_What the task asks_:
Pick every line with "program" from the material below.

- Opening Delimiter -

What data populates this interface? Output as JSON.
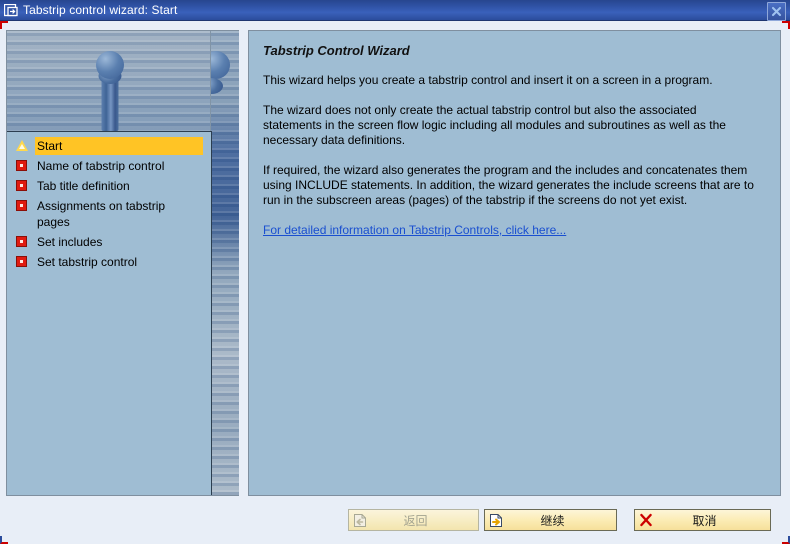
{
  "window": {
    "title": "Tabstrip control wizard: Start",
    "icon": "session-window-icon",
    "close_label": "×"
  },
  "sidebar": {
    "banner_icon": "water-droplet-banner",
    "steps": [
      {
        "label": "Start",
        "icon": "yellow-triangle-icon",
        "active": true
      },
      {
        "label": "Name of tabstrip control",
        "icon": "red-square-icon",
        "active": false
      },
      {
        "label": "Tab title definition",
        "icon": "red-square-icon",
        "active": false
      },
      {
        "label": "Assignments on tabstrip pages",
        "icon": "red-square-icon",
        "active": false
      },
      {
        "label": "Set includes",
        "icon": "red-square-icon",
        "active": false
      },
      {
        "label": "Set tabstrip control",
        "icon": "red-square-icon",
        "active": false
      }
    ]
  },
  "content": {
    "title": "Tabstrip Control Wizard",
    "paragraph1": "This wizard helps you create a tabstrip control and insert it on a screen in a program.",
    "paragraph2": "The wizard does not only create the actual tabstrip control but also the associated statements in the screen flow logic including all modules and subroutines as well as the necessary data definitions.",
    "paragraph3": "If required, the wizard also generates the program and the includes and concatenates them using INCLUDE statements. In addition, the wizard generates the include screens that are to run in the subscreen areas (pages) of the tabstrip if the screens do not yet exist.",
    "link": "For detailed information on Tabstrip Controls, click here..."
  },
  "footer": {
    "back": {
      "label": "返回",
      "icon": "page-back-arrow-icon",
      "enabled": false
    },
    "next": {
      "label": "继续",
      "icon": "page-forward-arrow-icon",
      "enabled": true
    },
    "cancel": {
      "label": "取消",
      "icon": "red-x-icon",
      "enabled": true
    }
  },
  "colors": {
    "titlebar": "#2e51a3",
    "panel_bg": "#9fbdd3",
    "highlight": "#ffc425",
    "link": "#1a4fd0",
    "button_bg": "#fbecb4",
    "marker_red": "#cc0000"
  }
}
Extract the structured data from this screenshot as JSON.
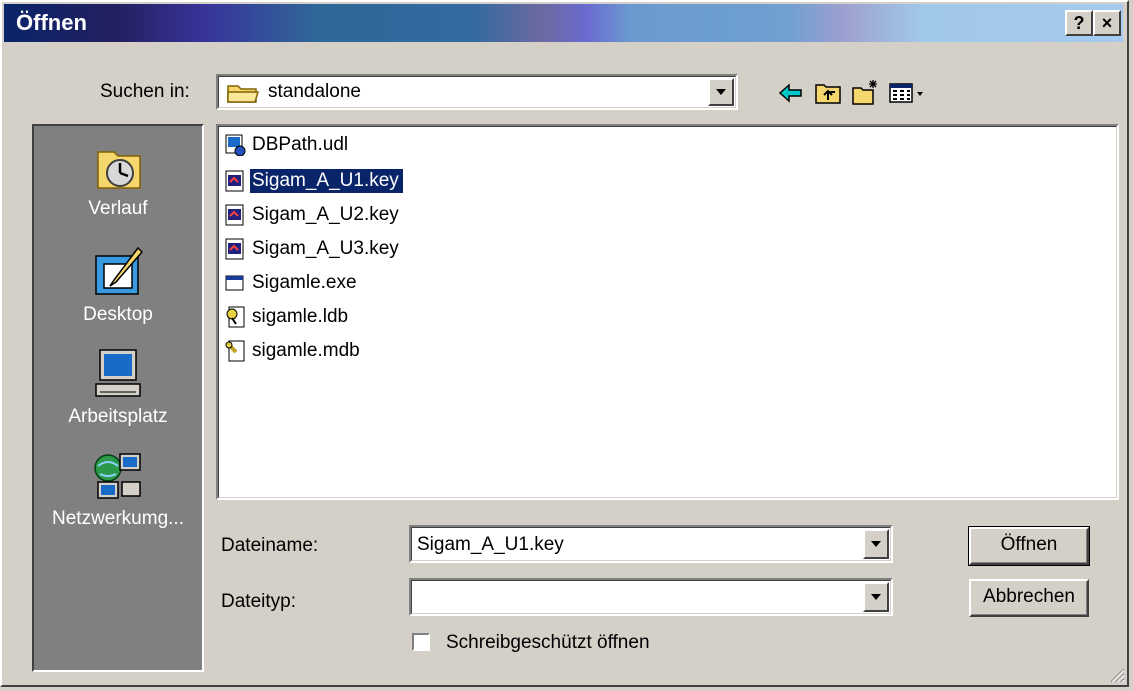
{
  "window": {
    "title": "Öffnen",
    "help_label": "?",
    "close_label": "×"
  },
  "lookin": {
    "label": "Suchen in:",
    "value": "standalone",
    "icon": "folder-icon"
  },
  "toolbar": {
    "icons": [
      "back-arrow-icon",
      "up-folder-icon",
      "new-folder-icon",
      "view-menu-icon"
    ]
  },
  "places": [
    {
      "label": "Verlauf",
      "icon": "history-icon"
    },
    {
      "label": "Desktop",
      "icon": "desktop-icon"
    },
    {
      "label": "Arbeitsplatz",
      "icon": "my-computer-icon"
    },
    {
      "label": "Netzwerkumg...",
      "icon": "network-icon"
    }
  ],
  "files": [
    {
      "name": "DBPath.udl",
      "icon": "udl-file-icon",
      "selected": false
    },
    {
      "name": "Sigam_A_U1.key",
      "icon": "key-file-icon",
      "selected": true
    },
    {
      "name": "Sigam_A_U2.key",
      "icon": "key-file-icon",
      "selected": false
    },
    {
      "name": "Sigam_A_U3.key",
      "icon": "key-file-icon",
      "selected": false
    },
    {
      "name": "Sigamle.exe",
      "icon": "exe-file-icon",
      "selected": false
    },
    {
      "name": "sigamle.ldb",
      "icon": "ldb-file-icon",
      "selected": false
    },
    {
      "name": "sigamle.mdb",
      "icon": "mdb-file-icon",
      "selected": false
    }
  ],
  "filename": {
    "label": "Dateiname:",
    "value": "Sigam_A_U1.key"
  },
  "filetype": {
    "label": "Dateityp:",
    "value": ""
  },
  "readonly": {
    "label": "Schreibgeschützt öffnen",
    "checked": false
  },
  "buttons": {
    "open": "Öffnen",
    "cancel": "Abbrechen"
  },
  "colors": {
    "selection": "#0a246a",
    "face": "#d4d0c8",
    "places_bg": "#808080"
  }
}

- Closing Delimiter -

_Answer for the task_:
    "paragraph1": "This wizard helps you create a tabstrip control and insert it on a screen in a program.",
    "paragraph3": "If required, the wizard also generates the program and the includes and concatenates them using INCLUDE statements. In addition, the wizard generates the include screens that are to run in the subscreen areas (pages) of the tabstrip if the screens do not yet exist.",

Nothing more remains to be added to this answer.